Publishing Partner: Cambridge University Press CUP Extra Publisher Login
amazon logo
More Info


New from Oxford University Press!

ad

Cognitive Literary Science

Edited by Michael Burke and Emily T. Troscianko

Cognitive Literary Science "Brings together researchers in cognitive-scientific fields and with literary backgrounds for a comprehensive look at cognition and literature."


New from Cambridge University Press!

ad

Intonation and Prosodic Structure

By Caroline Féry

Intonation and Prosodic Structure "provides a state-of-the-art survey of intonation and prosodic structure."


Academic Paper


Title: Abstract knowledge of word order by 19 months: An eye-tracking study
Author: Julie Franck
Institution: University of Geneva
Author: Severine Millan
Institution: University of Dijon
Author: Andres Posada
Institution: University of Geneva
Author: Luigi Rizzi
Institution: Università degli Studi di Siena
Linguistic Field: Psycholinguistics
Abstract: Word order is one of the earliest aspects of grammar that the child acquires, because her early utterances already respect the basic word order of the target language. However, the question of the nature of early syntactic representations is subject to debate. Approaches inspired by formal syntax assume that the head–complement order, differentiating verb–object and object–verb languages, is represented very early on in an abstract, rulelike format. In contrast, constructivist theories assume that it is initially encoded as lexicalized, verb-specific knowledge. In order to address this issue experimentally, we combined the preferential looking paradigm using pseudoverbs with the weird word order paradigm adapted to comprehension. The results, based on highly reliable, coder-independent eye-tracking measures, provide the first direct evidence that as early as 19 months French-speaking infants have an abstract representation of the word order of their language.

CUP AT LINGUIST

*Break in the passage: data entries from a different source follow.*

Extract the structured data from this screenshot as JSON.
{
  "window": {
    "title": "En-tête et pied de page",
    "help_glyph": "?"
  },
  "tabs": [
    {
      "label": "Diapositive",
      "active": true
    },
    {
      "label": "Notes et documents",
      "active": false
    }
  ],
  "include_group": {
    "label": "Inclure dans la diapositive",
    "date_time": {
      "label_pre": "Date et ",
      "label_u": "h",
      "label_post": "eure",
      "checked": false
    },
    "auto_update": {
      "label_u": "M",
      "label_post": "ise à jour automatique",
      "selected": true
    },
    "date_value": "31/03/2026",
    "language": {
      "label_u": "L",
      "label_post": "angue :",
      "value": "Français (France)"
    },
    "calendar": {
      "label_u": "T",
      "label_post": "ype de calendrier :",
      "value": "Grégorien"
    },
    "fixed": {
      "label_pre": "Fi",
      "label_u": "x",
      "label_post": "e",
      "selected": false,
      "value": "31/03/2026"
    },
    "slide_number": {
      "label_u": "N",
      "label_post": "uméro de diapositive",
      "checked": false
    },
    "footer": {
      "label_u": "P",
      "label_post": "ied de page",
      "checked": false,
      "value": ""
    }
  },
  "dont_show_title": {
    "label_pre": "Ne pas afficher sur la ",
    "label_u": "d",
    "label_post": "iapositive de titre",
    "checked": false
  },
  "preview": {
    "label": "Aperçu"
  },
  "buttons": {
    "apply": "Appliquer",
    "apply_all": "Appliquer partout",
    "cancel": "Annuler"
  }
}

This article appears IN Applied Psycholinguistics Vol. 34, Issue 2.

Return to TOC.

Add a new paper
Return to Academic Papers main page
Return to Directory of Linguists main page